“My children are the most important thing in my life.” I know you have heard that before. You might well have said it yourself, believe it, feel it, and it might be true.
But are you injuring them anyway?
What I’m talking about here is the tendency to confide in children; to tell them things that they shouldn’t have to hear.
Feelings of depression and loneliness, criticism of your spouse, and details of your sex life (whether good or bad).
Questions to them about how you should handle your relatives and friends. Disclosures of insecurity about your abilities or your appearance.
Why not talk about these things?
First, you are the parent, not a friend. Even when we are older, we want to see our parents as people who are capable, strong, reliable, confident, and who will always be there. As children of whatever age, we want to know we can, in a pinch, go to our parents — count on their wisdom, and depend on their honor. We really don’t want parents to be friends, although it is good if they are friendly. We shouldn’t have to “take care” of the parent’s emotional life, serve as a confessor or a therapist; or function as a go-between for one parent in order for one alleged adult to get along better with the other nominal authority figure in the house.
Our children shouldn’t come to feel we are an emotional burden on them, the one who needs parenting rather than the other way around.
If our progeny are to separate from us, become independent, create healthy families of their own, take good care of themselves, and navigate the white water of twenty-first century life, it does not help them to take on the parenting role of their own parents.
I have known children who were required by one parent to retrieve the other from a neighborhood saloon. I have known children who were expected to accompany one parent on her detective work in an attempt to discover whether her spouse was cheating on her. I’ve known kids who were told to ask for the child support (much too common), expected to mix the parent’s favorite alcoholic beverage, smoke pot with mom, lie to the other parent, or cover dad’s money mismanagement; and when older, double-date with a divorced parent and take over the job of being the isolated parent’s social life.
It is usually the mom, not the dad, who cries on the child’s shoulder, gives too much information, and creates the emotional burden for the child. Dads are less likely, even today, to talk about their emotions and their weaknesses and insecurities. A father’s stoicism can be a problem for a child, but not usually in this particular way. Nor are fathers as likely to compete with mothers for a child’s attention, interest, and camaraderie.
Instead, when dads become a burden it is usually a consequence of their misbehavior, addiction, or life failures. Regardless, neither parent should communicate that the child must “choose sides” or take over the psychological role of a spouse, because one parent is estranged from the other and needs support. While such parent-child relationships are not frankly incestual in a physical sense, they can be emotionally incestual and contaminating, fraught with a sense of something not right and a feeling of complicity in the usurpation and betrayal of a much-loved guardian.
Even after childhood is over, we still prefer our parents to be bigger than life, ideal models capable of solving any problem, all deriving from the same instincts that caused us to say “My dad is better than your dad” when we were little. Of course, as adults we know it isn’t true.

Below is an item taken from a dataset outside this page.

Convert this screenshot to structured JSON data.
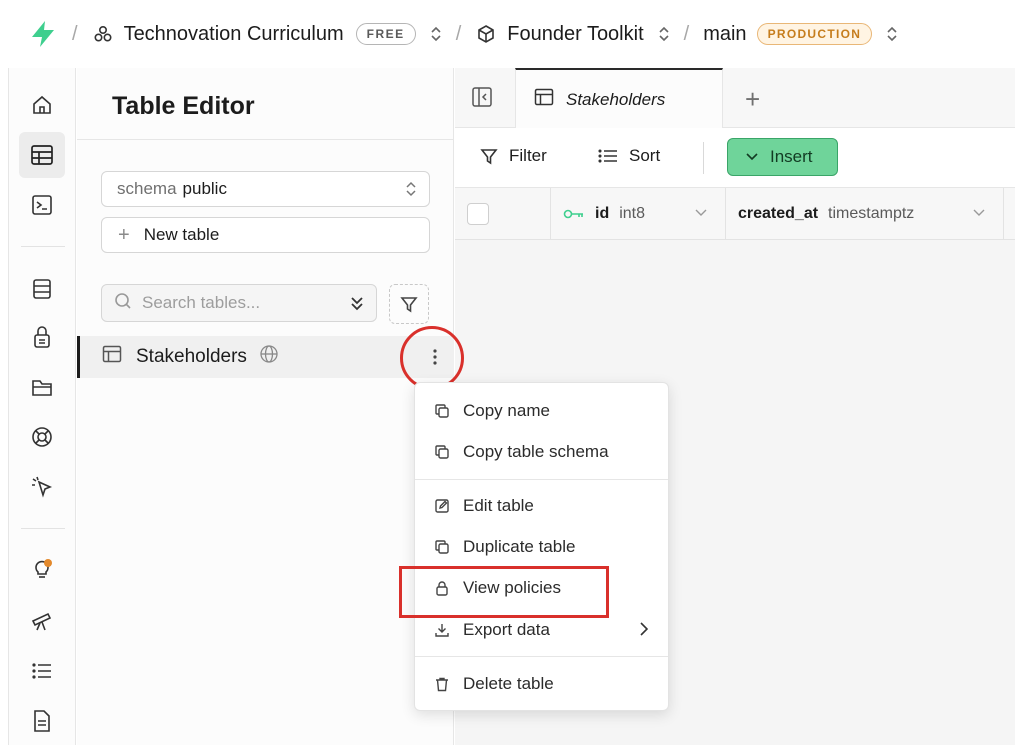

A funny story: my dad told his three sons (when all of us were still small) he’d been a famous Chicago Cubs pitcher, but somehow, quite mysteriously, all record of this time in the Major Leagues had been lost! Moreover, he’d been so reliable, hard-working, and constant that he could pitch nearly every day. And so, his teammates came to call him “Rain or Shine Milt Stein.”
Soon enough we realize stories like this are not true. Soon enough we become aware our parents do not embody the perfect mix of human qualities. Eventually, we see that our elders have failures of judgment, imperfections of mood, and suffer from doubts and worries just like everyone else. We realize even our parents cannot protect us from heartbreak, failure, and injury. Soon enough we see them aging and grasp they will not be around forever, and might even come to a point when they cannot fully care for themselves. Life reduces everything to size sooner or later.

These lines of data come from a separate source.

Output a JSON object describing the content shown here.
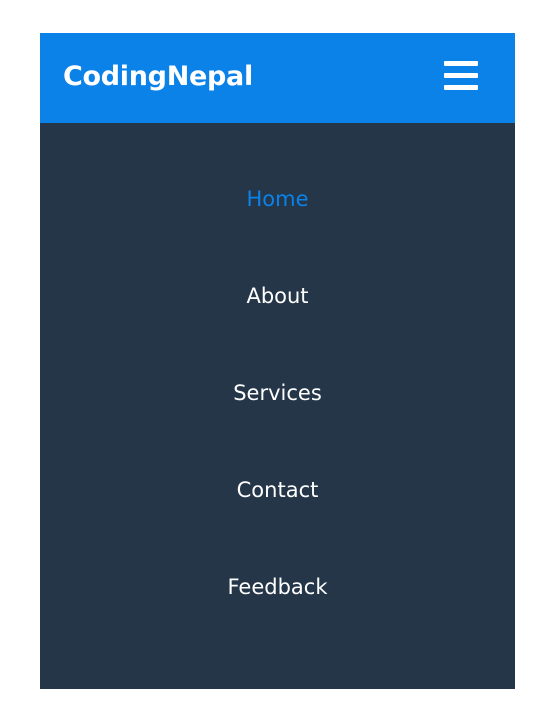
{
  "navbar": {
    "brand": "CodingNepal",
    "menu_icon": "hamburger-menu-icon",
    "background_color": "#0b82e8"
  },
  "menu": {
    "background_color": "#253649",
    "active_color": "#0b82e8",
    "items": [
      {
        "label": "Home",
        "active": true
      },
      {
        "label": "About",
        "active": false
      },
      {
        "label": "Services",
        "active": false
      },
      {
        "label": "Contact",
        "active": false
      },
      {
        "label": "Feedback",
        "active": false
      }
    ]
  }
}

If you are a parent, don’t accelerate this process; know that your children need protection not just from the outside world, but from you — from your intimacies and personal problems and sleepless nights just as much as they need their own privacy and the permission to fail, to learn, and to grow on their own — to come into their own and own their lives, not to be hostage to your judgment, your worries about them, or worries about you due to an invitation or requirement to know you too well.
A parent is a guardian and a custodian, not an owner; a loving authority, not a buddy. A child is not on the planet for the purpose of fulfilling your life, but rather, to fulfill his own.
Your life is your job, not that of your offspring.
One of the greatest favors a parent can do for a child is to take good care of himself or herself both physically and emotionally, not expecting anyone else to achieve that result for him (or worry about the fact it is not being adequately accomplished). And yes, this means even such things as eating well, following medical advice, and making oneself as physically fit as possible.
How important are your children to you? Not in words, but in deeds — in the way you relate to them and the care you take of yourself?
If you haven’t put your words into action, might it be time to start?
(The reproduction at the top of this page is Rembrandt’s Young Woman Sleeping)